_What the exercise asks_:
Check each line of the entries below for the word "Test", and copy the lines that have it.

_Records supplied_:

====

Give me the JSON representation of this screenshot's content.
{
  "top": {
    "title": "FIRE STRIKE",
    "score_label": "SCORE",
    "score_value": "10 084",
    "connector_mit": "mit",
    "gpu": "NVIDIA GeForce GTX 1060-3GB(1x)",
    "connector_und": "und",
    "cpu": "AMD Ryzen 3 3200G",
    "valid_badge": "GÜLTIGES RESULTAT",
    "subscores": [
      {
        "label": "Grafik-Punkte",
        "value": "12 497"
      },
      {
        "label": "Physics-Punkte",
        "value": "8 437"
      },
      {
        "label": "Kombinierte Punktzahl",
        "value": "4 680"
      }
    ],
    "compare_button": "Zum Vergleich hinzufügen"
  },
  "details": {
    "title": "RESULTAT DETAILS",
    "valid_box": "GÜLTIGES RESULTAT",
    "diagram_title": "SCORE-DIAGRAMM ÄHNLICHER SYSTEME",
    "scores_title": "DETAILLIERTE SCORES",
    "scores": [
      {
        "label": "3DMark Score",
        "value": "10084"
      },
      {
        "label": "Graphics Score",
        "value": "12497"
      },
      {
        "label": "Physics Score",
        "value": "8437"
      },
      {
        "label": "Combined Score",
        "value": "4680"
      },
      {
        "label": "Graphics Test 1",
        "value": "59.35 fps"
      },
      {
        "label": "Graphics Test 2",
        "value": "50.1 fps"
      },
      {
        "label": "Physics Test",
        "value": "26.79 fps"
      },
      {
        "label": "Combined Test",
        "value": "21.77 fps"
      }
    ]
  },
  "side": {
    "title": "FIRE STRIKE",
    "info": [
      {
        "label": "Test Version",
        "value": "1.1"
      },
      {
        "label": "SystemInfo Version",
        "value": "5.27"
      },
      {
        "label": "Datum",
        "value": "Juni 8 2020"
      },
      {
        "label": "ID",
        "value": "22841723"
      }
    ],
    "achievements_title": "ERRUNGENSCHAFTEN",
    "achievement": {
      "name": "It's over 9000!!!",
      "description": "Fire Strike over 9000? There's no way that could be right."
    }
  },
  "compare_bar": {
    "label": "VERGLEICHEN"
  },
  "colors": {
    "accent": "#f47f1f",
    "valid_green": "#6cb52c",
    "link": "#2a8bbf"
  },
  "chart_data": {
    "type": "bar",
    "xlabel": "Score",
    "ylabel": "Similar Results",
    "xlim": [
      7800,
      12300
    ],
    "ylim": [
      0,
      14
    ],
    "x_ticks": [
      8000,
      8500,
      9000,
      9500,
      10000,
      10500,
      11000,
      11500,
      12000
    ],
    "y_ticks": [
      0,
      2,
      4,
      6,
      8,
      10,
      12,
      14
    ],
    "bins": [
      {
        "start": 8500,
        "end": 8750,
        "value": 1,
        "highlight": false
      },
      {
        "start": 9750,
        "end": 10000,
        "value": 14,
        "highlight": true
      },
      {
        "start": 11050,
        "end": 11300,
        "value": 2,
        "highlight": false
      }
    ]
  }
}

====

_Finished task_:
        "label": "Graphics Test 1",
        "label": "Graphics Test 2",
        "label": "Physics Test",
        "label": "Combined Test",
        "label": "Test Version",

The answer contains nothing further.